What do your day-to-day responsibilities include?

Every day is different, but on a typical day I will attend strategy meetings with account and creative teams, discuss a new project with a client, design a comp for a project pitch, work with a developer to solve a coding challenge and art direct designers.

What has been the project so far that you’ve been the most proud of?

The redesign of Holland America’s website was rewarding from a career perspective because of the favorable response it received and the boost in business it created for the client. But the project I’m most proud of is the website and content management system for The Resort at Pelican Hill. I managed the project from start to finish and did all of the design and programming on my own. It was incredibly challenging and pushed me out of my comfort zone. I learned new programming languages and spent many sleepless nights working through the user interface design. It is very rare to get the chance to work with a client who completely trusts you and will give you free reign creatively as well as technically, but once that relationship is established, it can be a very fulfilling experience. I’m proud of the project, but more than that, I’m proud of the connection I was able to make with the client.

What is one thing people might not realize about your job?

People who do what I do are expected to be problem solvers who can come up with solutions on the spot, whether it is a coding question, a strategy for a client or the best way to handle a design conundrum. What people don’t realize is that these quick answers are based on years of experience and hard work. I compare it to when a chef whips up a little something in the kitchen. That perfect dish she whipped up in five minutes actually took years to create.

What challenges keep you awake at night?

Technology is advancing at an exponential rate and the digital space is constantly evolving. A major part of my job is keeping up with these changes. At night, when the house is quiet and the kids are asleep, I have to keep myself from turning on the computer and doing just a little more research.

What is the biggest personal sacrifice you have to make because of your job?

I think the obvious answer to this is something you’d hear from most working moms about not spending enough time with their family, but I work really hard to make whatever time I can spend with my kids count. I think I’ve found a good balance there. I’d have to say the biggest personal sacrifice I make is not allowing myself to pursue personal interests that aren’t related to my work or my family.

What is one lesson you've learned in your job that sticks with you?

This is actually a lesson I learned when I was a journalist that has applied to every job I’ve ever had: worry less about what you are saying and how you’re coming across and more about hearing and understanding what is being said to you. Be a good listener.

What do you think is the biggest challenge for women today, particularly females in your industry?

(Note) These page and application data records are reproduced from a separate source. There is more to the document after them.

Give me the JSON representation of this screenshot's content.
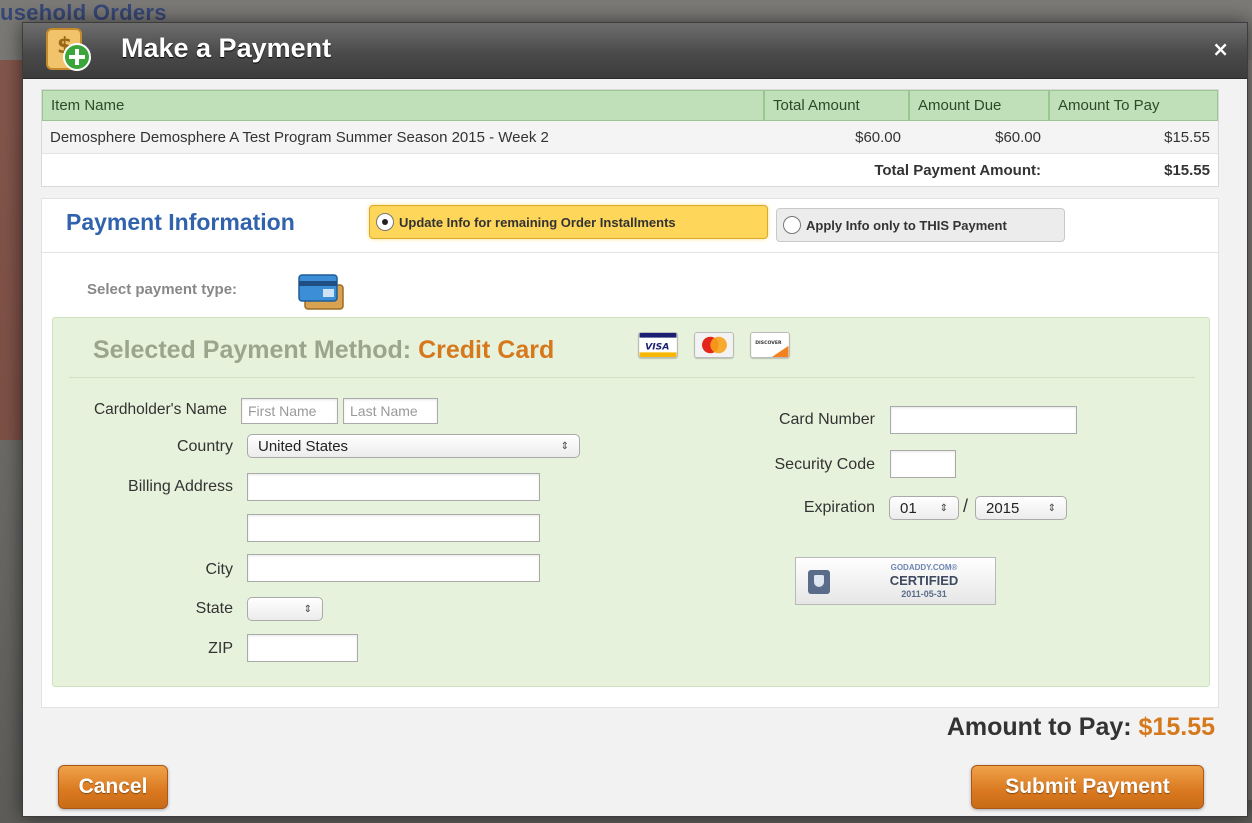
{
  "background": {
    "heading": "usehold Orders"
  },
  "modal": {
    "title": "Make a Payment",
    "close_glyph": "×",
    "icon": "payment-add-icon"
  },
  "items_table": {
    "headers": [
      "Item Name",
      "Total Amount",
      "Amount Due",
      "Amount To Pay"
    ],
    "rows": [
      {
        "name": "Demosphere Demosphere A Test Program Summer Season 2015 - Week 2",
        "total": "$60.00",
        "due": "$60.00",
        "pay": "$15.55"
      }
    ],
    "total_label": "Total Payment Amount:",
    "total_value": "$15.55"
  },
  "payment_info": {
    "title": "Payment Information",
    "option_update": "Update Info for remaining Order Installments",
    "option_only": "Apply Info only to THIS Payment",
    "selected_option": "update",
    "select_type_label": "Select payment type:",
    "type_icon": "credit-card-icon"
  },
  "method": {
    "label": "Selected Payment Method:",
    "value": "Credit Card",
    "card_icons": [
      "visa-icon",
      "mastercard-icon",
      "discover-icon"
    ]
  },
  "form": {
    "cardholder_label": "Cardholder's Name",
    "first_placeholder": "First Name",
    "last_placeholder": "Last Name",
    "country_label": "Country",
    "country_value": "United States",
    "billing_label": "Billing Address",
    "city_label": "City",
    "state_label": "State",
    "state_value": "",
    "zip_label": "ZIP",
    "card_number_label": "Card Number",
    "security_label": "Security Code",
    "expiration_label": "Expiration",
    "exp_month": "01",
    "exp_year": "2015",
    "exp_separator": "/",
    "select_arrow": "⇕"
  },
  "certification": {
    "line1": "GODADDY.COM®",
    "line2": "CERTIFIED",
    "line3": "2011-05-31"
  },
  "footer": {
    "amount_label": "Amount to Pay:",
    "amount_value": "$15.55",
    "cancel_label": "Cancel",
    "submit_label": "Submit Payment"
  },
  "colors": {
    "accent_orange": "#d6781c",
    "title_blue": "#3163ad",
    "panel_green": "#e7f2dc",
    "header_green": "#bfe0b8",
    "radio_yellow": "#fdd65a"
  }
}
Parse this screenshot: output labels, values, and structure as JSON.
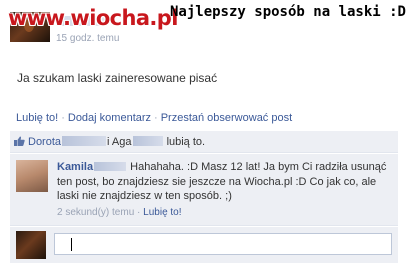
{
  "watermark": {
    "text": "www.wiocha.pl"
  },
  "caption": {
    "text": "Najlepszy sposób na laski :D"
  },
  "post": {
    "time": "15 godz. temu",
    "text": "Ja szukam laski zaineresowane pisać",
    "actions": [
      "Lubię to!",
      "Dodaj komentarz",
      "Przestań obserwować post"
    ]
  },
  "likes": {
    "name1": "Dorota",
    "joiner": "i Aga",
    "suffix": "lubią to."
  },
  "comment": {
    "author": "Kamila",
    "text": "Hahahaha. :D Masz 12 lat! Ja bym Ci radziła usunąć ten post, bo znajdziesz sie jeszcze na Wiocha.pl :D Co jak co, ale laski nie znajdziesz w ten sposób. ;)",
    "time": "2 sekund(y) temu",
    "like": "Lubię to!"
  },
  "reply": {
    "value": ""
  },
  "colors": {
    "link": "#3b5998",
    "panel": "#edeff4",
    "watermark": "#c8171d"
  }
}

I think the biggest challenge for women in technology is moving into a leadership role. I don’t think there is a question about whether we can lead tech teams, but there seems to be an assumption that we don’t want to. In my own experience, I’ve seen male counterparts being promoted and pushed up the ladder into leadership roles almost automatically. There is a built-in assumption that men want to lead, but the same doesn’t apply to women. I don’t feel that we’re being held back; it is more that we aren’t being considered. It’s not impossible to move into these roles, but it is definitely a challenge. My best advice to women in technology who want to become leaders is to be proactive about asking for opportunities and to not assume you’re automatically going to move up the ladder.

What are some of the rules you live by?

Be kind. Be thankful. Keep learning.

What advice do you have for women who want to work in digital?

Things are changing and advancing so rapidly in digital that as needs arise, new jobs are constantly being created to fill the gaps. It is a very broad field and almost any background is beneficial. If you are interested in a career in digital, my advice is to pursue your interests and connect the dots later. Digital is the Wild West; it’s still defining itself. If a specific job doesn’t exist yet, that doesn’t mean it never will. You may even be the one who does it first.

Where do you see yourself five years from now?

My father-in-law told me that once a person reaches a certain level of success in their chosen profession, it is their responsibility to become a mentor and teach others their craft. That is where I see myself in five years (or sooner) -- acting as a mentor and teacher.